Supplied material START

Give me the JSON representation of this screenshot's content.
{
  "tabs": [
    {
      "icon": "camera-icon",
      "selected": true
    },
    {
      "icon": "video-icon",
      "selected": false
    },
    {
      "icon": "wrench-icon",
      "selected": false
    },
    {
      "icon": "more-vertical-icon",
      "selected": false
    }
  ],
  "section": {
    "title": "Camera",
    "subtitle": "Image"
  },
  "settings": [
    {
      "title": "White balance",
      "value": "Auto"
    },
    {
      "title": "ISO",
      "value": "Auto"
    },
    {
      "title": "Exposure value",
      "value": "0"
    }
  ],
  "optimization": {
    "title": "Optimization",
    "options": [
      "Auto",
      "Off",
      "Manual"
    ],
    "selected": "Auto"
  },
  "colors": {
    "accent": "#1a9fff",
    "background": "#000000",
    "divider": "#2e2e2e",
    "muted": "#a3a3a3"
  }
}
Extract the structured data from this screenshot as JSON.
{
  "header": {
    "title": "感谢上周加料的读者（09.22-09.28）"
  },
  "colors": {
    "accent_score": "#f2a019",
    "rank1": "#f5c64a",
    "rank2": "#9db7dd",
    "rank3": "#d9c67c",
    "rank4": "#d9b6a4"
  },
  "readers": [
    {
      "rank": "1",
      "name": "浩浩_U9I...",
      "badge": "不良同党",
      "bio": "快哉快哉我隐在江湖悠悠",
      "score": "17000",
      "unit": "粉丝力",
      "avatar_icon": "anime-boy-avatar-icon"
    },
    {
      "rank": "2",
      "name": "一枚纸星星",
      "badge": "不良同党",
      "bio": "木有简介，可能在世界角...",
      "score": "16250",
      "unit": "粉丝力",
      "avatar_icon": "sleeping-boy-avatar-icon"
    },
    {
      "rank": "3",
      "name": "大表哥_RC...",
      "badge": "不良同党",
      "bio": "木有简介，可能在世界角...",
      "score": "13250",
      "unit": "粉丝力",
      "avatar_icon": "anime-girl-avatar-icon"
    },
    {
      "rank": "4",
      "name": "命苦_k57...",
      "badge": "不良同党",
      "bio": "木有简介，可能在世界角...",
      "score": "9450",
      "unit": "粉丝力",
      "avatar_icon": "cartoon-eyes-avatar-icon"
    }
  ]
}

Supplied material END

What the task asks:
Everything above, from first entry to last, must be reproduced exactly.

Completed exercise:
Give me the JSON representation of this screenshot's content.
{
  "tabs": [
    {
      "icon": "camera-icon",
      "selected": true
    },
    {
      "icon": "video-icon",
      "selected": false
    },
    {
      "icon": "wrench-icon",
      "selected": false
    },
    {
      "icon": "more-vertical-icon",
      "selected": false
    }
  ],
  "section": {
    "title": "Camera",
    "subtitle": "Image"
  },
  "settings": [
    {
      "title": "White balance",
      "value": "Auto"
    },
    {
      "title": "ISO",
      "value": "Auto"
    },
    {
      "title": "Exposure value",
      "value": "0"
    }
  ],
  "optimization": {
    "title": "Optimization",
    "options": [
      "Auto",
      "Off",
      "Manual"
    ],
    "selected": "Auto"
  },
  "colors": {
    "accent": "#1a9fff",
    "background": "#000000",
    "divider": "#2e2e2e",
    "muted": "#a3a3a3"
  }
}
Extract the structured data from this screenshot as JSON.
{
  "header": {
    "title": "感谢上周加料的读者（09.22-09.28）"
  },
  "colors": {
    "accent_score": "#f2a019",
    "rank1": "#f5c64a",
    "rank2": "#9db7dd",
    "rank3": "#d9c67c",
    "rank4": "#d9b6a4"
  },
  "readers": [
    {
      "rank": "1",
      "name": "浩浩_U9I...",
      "badge": "不良同党",
      "bio": "快哉快哉我隐在江湖悠悠",
      "score": "17000",
      "unit": "粉丝力",
      "avatar_icon": "anime-boy-avatar-icon"
    },
    {
      "rank": "2",
      "name": "一枚纸星星",
      "badge": "不良同党",
      "bio": "木有简介，可能在世界角...",
      "score": "16250",
      "unit": "粉丝力",
      "avatar_icon": "sleeping-boy-avatar-icon"
    },
    {
      "rank": "3",
      "name": "大表哥_RC...",
      "badge": "不良同党",
      "bio": "木有简介，可能在世界角...",
      "score": "13250",
      "unit": "粉丝力",
      "avatar_icon": "anime-girl-avatar-icon"
    },
    {
      "rank": "4",
      "name": "命苦_k57...",
      "badge": "不良同党",
      "bio": "木有简介，可能在世界角...",
      "score": "9450",
      "unit": "粉丝力",
      "avatar_icon": "cartoon-eyes-avatar-icon"
    }
  ]
}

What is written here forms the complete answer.